If I wrote a book on how to make decisions, it would be one sentence long, not enough words from which to make money. The title would be the same as the first line of Chapter 1: Your Gut Instinct: follow it.
I have never gotten into trouble when deciding with my gut; however, whenever I try to analyze or think too hard about a situation—it almost never turns out well. I don’t know why this happens. Gerd Gigerenzer, author of Gut Feelings: The Intelligence of the Unconscious, and the inspiration and main resource for Malcolm Gladwell’s, Blink, explains the science behind quick decision-making. Gigerenzer states that our unconscious decides for us, without the laws of logic or reason. We know what we need to do without thinking about it.
Unfortunately, I typically go against my gut instinct, and usually end up suffering, needlessly.
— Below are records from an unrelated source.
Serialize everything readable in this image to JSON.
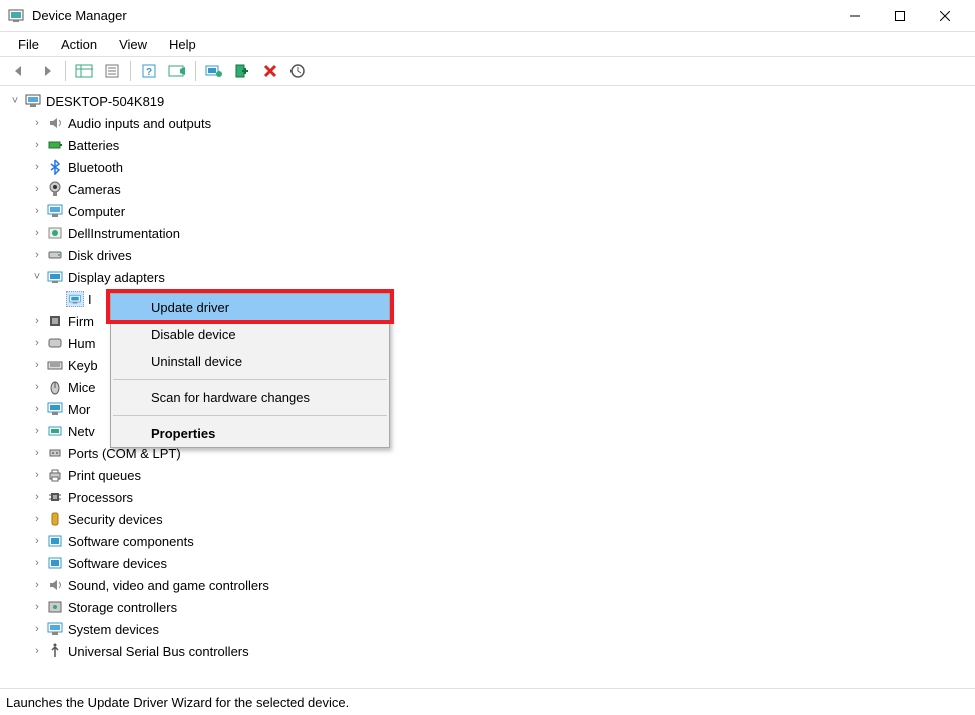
{
  "window": {
    "title": "Device Manager"
  },
  "menu": {
    "file": "File",
    "action": "Action",
    "view": "View",
    "help": "Help"
  },
  "tree": {
    "root": "DESKTOP-504K819",
    "items": [
      "Audio inputs and outputs",
      "Batteries",
      "Bluetooth",
      "Cameras",
      "Computer",
      "DellInstrumentation",
      "Disk drives",
      "Display adapters",
      "Firmware",
      "Human Interface Devices",
      "Keyboards",
      "Mice and other pointing devices",
      "Monitors",
      "Network adapters",
      "Ports (COM & LPT)",
      "Print queues",
      "Processors",
      "Security devices",
      "Software components",
      "Software devices",
      "Sound, video and game controllers",
      "Storage controllers",
      "System devices",
      "Universal Serial Bus controllers"
    ],
    "display_child_stub": "I",
    "trunc": {
      "firmware": "Firm",
      "hid": "Hum",
      "keyboards": "Keyb",
      "mice": "Mice",
      "monitors": "Mor",
      "network": "Netv"
    }
  },
  "context_menu": {
    "update_driver": "Update driver",
    "disable_device": "Disable device",
    "uninstall_device": "Uninstall device",
    "scan": "Scan for hardware changes",
    "properties": "Properties"
  },
  "status": "Launches the Update Driver Wizard for the selected device."
}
Why do I do this, if I know what the result in not trusting my instinct will do? Why do I not trust myself? Do any of you have this problem? I hope I’m not the only one.
So the reason, and what prompted me to write about this, is because I find myself at a crossroad. My gut tells me one thing, and of course, my mind tells me the opposite. Yeah, I know what you’re thinking: She just said, “Go with your gut.” Oh, but I wish it were that easy. I have all these thoughts swimming in my head: what are the implications of this decision; what will the outcome be, positive or negative; I need to make my pros and cons list before deciding; I need to play out all the different scenarios before making a final decision, I should ask my friends what I should do, and so forth.
Last week, I needed to make a decision, my crossroad. The person I was consulting asked me, “Well, what do you think you should do?” In 3 seconds, the answer popped into my head—I knew it that fast! Although, rather than immediately settling on my instantaneous decision, I ran through different scenarios in my mind: what if I did this instead; what if I chose incorrectly; what would be the logical thing to do. These kinds of questions get me into trouble; they encourage me to mull over the decision forever! It’s not useful; it thwarts me–then nothing happens, no decision! The more I think, the more I worry, and the more I avoid making the decision that was there all along.
Instead of thinking and rehashing different scenarios, I need to remember that I already have all the answers already; I know my decision right from the get-go. I just have to follow my gut instinct.